Component data from apps and pages:
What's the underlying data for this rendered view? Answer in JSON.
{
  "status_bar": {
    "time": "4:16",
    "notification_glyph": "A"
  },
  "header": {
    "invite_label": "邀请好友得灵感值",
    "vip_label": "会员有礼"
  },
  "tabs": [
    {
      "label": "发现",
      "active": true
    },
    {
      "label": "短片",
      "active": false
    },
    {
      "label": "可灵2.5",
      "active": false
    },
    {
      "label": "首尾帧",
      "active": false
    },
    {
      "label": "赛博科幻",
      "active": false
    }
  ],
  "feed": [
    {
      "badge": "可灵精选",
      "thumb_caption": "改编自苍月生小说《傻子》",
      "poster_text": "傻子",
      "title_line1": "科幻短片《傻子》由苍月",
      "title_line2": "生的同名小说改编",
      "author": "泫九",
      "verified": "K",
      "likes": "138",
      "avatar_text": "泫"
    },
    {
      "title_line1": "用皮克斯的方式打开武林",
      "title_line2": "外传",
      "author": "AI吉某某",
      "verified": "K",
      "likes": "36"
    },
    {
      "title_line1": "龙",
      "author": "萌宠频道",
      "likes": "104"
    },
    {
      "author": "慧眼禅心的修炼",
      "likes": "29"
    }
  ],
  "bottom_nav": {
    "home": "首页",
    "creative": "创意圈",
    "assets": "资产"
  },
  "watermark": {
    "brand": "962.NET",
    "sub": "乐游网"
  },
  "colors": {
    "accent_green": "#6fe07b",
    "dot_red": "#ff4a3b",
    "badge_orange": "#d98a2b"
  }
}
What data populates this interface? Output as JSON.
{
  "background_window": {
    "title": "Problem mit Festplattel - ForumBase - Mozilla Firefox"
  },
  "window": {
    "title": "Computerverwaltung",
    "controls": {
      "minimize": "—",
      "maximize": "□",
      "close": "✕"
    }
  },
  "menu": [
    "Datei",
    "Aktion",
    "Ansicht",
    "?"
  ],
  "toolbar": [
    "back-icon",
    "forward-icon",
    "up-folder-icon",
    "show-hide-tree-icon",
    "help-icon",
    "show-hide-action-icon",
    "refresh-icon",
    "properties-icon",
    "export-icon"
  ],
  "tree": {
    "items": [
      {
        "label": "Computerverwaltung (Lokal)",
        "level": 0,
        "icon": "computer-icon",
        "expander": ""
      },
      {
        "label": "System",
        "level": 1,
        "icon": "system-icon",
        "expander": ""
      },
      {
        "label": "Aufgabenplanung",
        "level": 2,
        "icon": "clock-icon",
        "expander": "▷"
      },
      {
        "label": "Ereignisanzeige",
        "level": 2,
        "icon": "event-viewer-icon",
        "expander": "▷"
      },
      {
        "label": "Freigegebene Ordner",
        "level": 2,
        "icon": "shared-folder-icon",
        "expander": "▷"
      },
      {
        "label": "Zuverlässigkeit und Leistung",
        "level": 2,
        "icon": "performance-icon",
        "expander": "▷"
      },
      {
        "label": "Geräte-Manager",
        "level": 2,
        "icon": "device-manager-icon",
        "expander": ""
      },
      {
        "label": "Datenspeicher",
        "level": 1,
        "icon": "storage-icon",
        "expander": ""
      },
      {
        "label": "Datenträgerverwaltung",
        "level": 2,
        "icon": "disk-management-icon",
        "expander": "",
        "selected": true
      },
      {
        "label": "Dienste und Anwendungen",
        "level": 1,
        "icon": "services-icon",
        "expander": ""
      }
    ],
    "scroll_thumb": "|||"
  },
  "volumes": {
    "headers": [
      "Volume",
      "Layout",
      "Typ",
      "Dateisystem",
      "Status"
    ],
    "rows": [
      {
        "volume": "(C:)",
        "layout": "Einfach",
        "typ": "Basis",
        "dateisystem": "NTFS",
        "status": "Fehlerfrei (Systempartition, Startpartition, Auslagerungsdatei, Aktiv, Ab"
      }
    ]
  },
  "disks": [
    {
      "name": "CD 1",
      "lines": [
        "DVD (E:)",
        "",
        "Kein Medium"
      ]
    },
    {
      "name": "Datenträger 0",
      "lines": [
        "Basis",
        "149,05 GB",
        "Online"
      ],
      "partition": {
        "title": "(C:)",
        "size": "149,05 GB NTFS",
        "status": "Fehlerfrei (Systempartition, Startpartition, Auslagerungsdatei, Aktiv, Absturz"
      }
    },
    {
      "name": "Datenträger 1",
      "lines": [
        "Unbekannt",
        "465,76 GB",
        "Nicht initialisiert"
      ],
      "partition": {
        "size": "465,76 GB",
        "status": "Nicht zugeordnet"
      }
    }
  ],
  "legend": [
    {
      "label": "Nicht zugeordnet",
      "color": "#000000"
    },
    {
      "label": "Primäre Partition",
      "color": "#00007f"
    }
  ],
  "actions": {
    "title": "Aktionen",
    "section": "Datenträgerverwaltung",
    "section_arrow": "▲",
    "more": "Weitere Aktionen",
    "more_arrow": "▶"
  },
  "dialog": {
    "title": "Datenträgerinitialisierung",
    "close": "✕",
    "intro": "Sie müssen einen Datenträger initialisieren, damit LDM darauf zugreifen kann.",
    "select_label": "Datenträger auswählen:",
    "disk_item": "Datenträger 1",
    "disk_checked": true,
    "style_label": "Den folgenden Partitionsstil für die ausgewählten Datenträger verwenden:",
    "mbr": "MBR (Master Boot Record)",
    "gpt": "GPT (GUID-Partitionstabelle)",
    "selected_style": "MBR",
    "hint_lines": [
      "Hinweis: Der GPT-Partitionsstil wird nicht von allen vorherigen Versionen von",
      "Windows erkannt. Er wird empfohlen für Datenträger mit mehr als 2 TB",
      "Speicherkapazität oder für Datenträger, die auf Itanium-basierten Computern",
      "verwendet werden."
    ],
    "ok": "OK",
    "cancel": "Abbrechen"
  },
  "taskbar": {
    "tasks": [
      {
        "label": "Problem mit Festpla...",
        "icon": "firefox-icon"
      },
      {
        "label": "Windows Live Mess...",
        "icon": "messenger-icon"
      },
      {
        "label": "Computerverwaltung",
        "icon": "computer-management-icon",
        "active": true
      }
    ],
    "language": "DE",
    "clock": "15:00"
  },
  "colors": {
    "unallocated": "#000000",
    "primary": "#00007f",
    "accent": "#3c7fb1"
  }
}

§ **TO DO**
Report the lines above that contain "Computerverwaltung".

§ **PROBLEM SOLUTION**
    "title": "Computerverwaltung",
        "label": "Computerverwaltung (Lokal)",
        "label": "Computerverwaltung",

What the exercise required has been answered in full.